Risks and outcomes of adenovirus disease in pediatric hematopoietic stem cell transplant recipients-Comparison of current antiviral treatment options.

Journal Article (Journal Article)

BACKGROUND: Adenovirus disease (ADVd) is a significant burden in pediatric hematopoietic stem cell transplant (HSCT) recipients. However, current knowledge of risk factors associated with poor clinical outcome and the effectiveness of antiviral therapy are not well understood. This study determined the relationship between transplant characteristics and risk of ADVd and also compared time to resolution of disease between pediatric patients who did and did not receive antiviral therapy. METHODS: We conducted a retrospective, single-center cohort study of pediatric patients undergoing HSCT at Duke University (2005-2016). Cases of ADVd were defined a priori using a classification tool. Cox proportional hazards (CPH) regression models were used to compare the hazard of ADVd between HSCT recipients differing by type of transplant and type of conditioning regimen. The hazard of time to resolution of ADVd by antiviral therapy (cidofovir, brincidofovir, both, or neither) was compared. RESULTS: Ninety-three of 830 subjects had ADVd post-HSCT (11.2%). Umbilical cord transplant (UCT) recipients had 2.30 (95% CI 1.57, 6.90, P = .002) higher hazard of developing ADVd compared to non-cord allogeneic transplants, and 6.30 higher (95% CI 2.70, 19.61, P < .001) hazard compared to autologous transplants. Subjects who did not receive antiviral therapy experienced earlier resolution of ADVd compared to subjects who received therapy, even after adjusting for subjects with disseminated disease (HR [95% CI]: 3.75 [1.57, 8.93], P = .003). CONCLUSIONS: Pediatric UCT recipients are at a higher risk for ADVd. Antiviral therapy was not associated with an earlier resolution of ADVd, even in patients with higher disease burden.

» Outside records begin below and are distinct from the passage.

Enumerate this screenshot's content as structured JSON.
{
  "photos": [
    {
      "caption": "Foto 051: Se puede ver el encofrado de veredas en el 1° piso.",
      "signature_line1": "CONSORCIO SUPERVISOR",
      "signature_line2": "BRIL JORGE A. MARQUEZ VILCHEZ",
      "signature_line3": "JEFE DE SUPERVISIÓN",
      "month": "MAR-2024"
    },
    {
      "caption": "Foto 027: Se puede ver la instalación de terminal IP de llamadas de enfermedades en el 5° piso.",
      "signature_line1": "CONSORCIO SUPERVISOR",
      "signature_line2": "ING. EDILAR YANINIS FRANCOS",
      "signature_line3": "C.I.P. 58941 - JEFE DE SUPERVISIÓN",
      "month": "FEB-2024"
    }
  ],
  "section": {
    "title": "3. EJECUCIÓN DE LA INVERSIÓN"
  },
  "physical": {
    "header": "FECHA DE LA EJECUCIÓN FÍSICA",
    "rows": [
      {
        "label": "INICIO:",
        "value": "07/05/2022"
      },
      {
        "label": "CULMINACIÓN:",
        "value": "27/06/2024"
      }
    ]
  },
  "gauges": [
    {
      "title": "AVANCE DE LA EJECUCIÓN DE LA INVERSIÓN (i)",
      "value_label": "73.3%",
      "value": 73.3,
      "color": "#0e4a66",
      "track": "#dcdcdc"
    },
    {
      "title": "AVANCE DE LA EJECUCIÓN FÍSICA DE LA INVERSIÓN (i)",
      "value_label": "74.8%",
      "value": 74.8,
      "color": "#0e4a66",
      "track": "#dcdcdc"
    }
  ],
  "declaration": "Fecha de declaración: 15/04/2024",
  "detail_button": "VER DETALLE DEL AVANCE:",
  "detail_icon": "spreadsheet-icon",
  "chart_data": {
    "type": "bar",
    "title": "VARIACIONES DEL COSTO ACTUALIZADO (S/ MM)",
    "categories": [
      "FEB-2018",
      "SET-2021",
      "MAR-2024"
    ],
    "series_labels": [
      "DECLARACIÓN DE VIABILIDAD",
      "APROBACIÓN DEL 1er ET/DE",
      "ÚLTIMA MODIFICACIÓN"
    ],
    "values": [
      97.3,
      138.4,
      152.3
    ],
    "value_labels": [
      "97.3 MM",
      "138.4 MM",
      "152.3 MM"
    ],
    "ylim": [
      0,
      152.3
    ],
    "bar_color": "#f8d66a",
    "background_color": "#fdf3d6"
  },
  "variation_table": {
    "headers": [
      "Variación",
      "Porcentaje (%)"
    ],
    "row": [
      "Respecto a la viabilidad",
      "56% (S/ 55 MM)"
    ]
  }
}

Full Text

Duke Authors

Cited Authors

  • Thomas, SJ; Young, RT; Steinbach, WJ; Lugo, DJ

Published Date

  • April 2021

Published In

Volume / Issue

  • 23 / 2

Start / End Page

  • e13505 -

PubMed ID

  • 33174293

Electronic International Standard Serial Number (EISSN)

  • 1399-3062

Digital Object Identifier (DOI)

  • 10.1111/tid.13505


  • eng

Conference Location

  • Denmark